*** Opening of Supplied information ***

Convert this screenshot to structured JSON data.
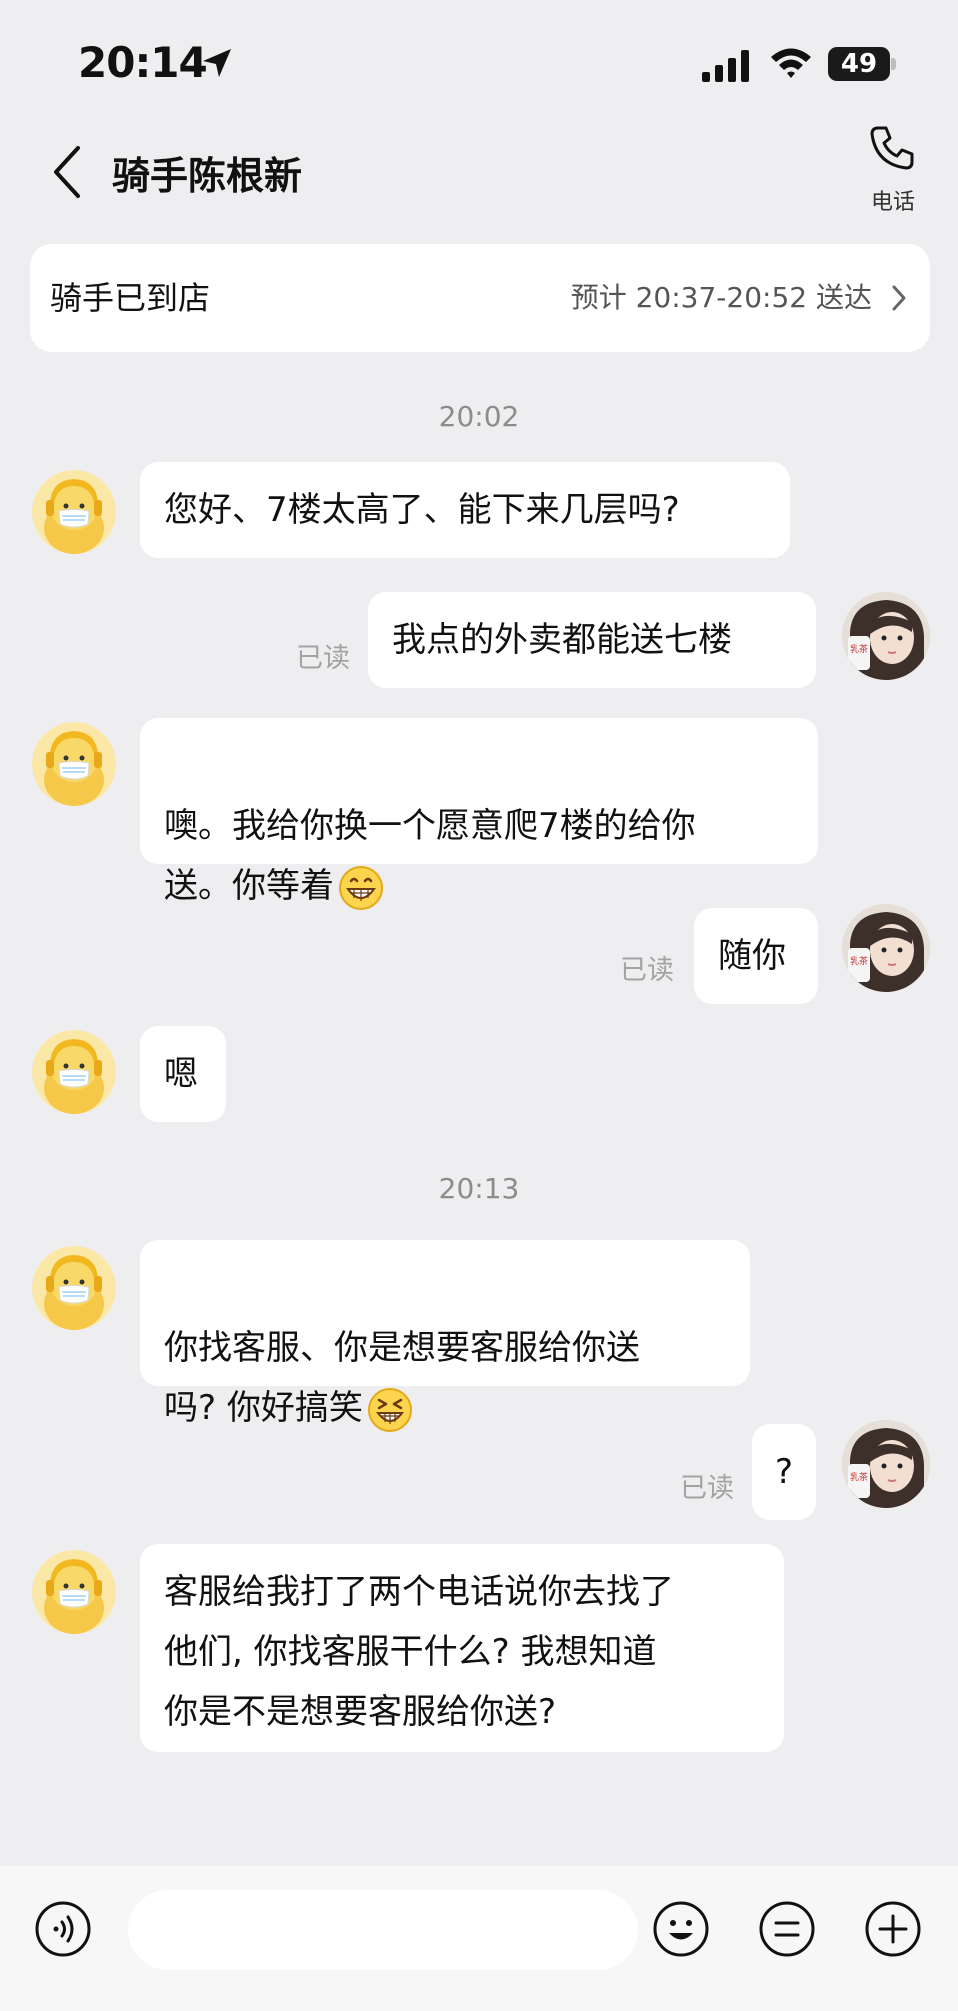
{
  "status_bar": {
    "time": "20:14",
    "battery": "49"
  },
  "header": {
    "title": "骑手陈根新",
    "phone_label": "电话"
  },
  "order_banner": {
    "status": "骑手已到店",
    "eta": "预计 20:37-20:52 送达"
  },
  "timestamps": [
    "20:02",
    "20:13"
  ],
  "messages": [
    {
      "sender": "rider",
      "text": "您好、7楼太高了、能下来几层吗?"
    },
    {
      "sender": "user",
      "text": "我点的外卖都能送七楼",
      "status": "已读"
    },
    {
      "sender": "rider",
      "text": "噢。我给你换一个愿意爬7楼的给你\n送。你等着",
      "emoji": "grin-emoji"
    },
    {
      "sender": "user",
      "text": "随你",
      "status": "已读"
    },
    {
      "sender": "rider",
      "text": "嗯"
    },
    {
      "sender": "rider",
      "text": "你找客服、你是想要客服给你送\n吗? 你好搞笑",
      "emoji": "laughing-emoji"
    },
    {
      "sender": "user",
      "text": "?",
      "status": "已读"
    },
    {
      "sender": "rider",
      "text": "客服给我打了两个电话说你去找了\n他们, 你找客服干什么? 我想知道\n你是不是想要客服给你送?"
    }
  ],
  "input_bar": {
    "placeholder": "",
    "icons": [
      "voice-icon",
      "emoji-icon",
      "quick-reply-icon",
      "plus-icon"
    ]
  },
  "colors": {
    "background": "#eeeef0",
    "bubble": "#ffffff",
    "rider_avatar": "#f6d661",
    "read_text": "#a3a3a3"
  }
}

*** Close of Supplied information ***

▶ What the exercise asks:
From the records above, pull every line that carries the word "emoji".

▶ Solution to the problem:
      "emoji": "grin-emoji"
      "emoji": "laughing-emoji"
      "emoji-icon",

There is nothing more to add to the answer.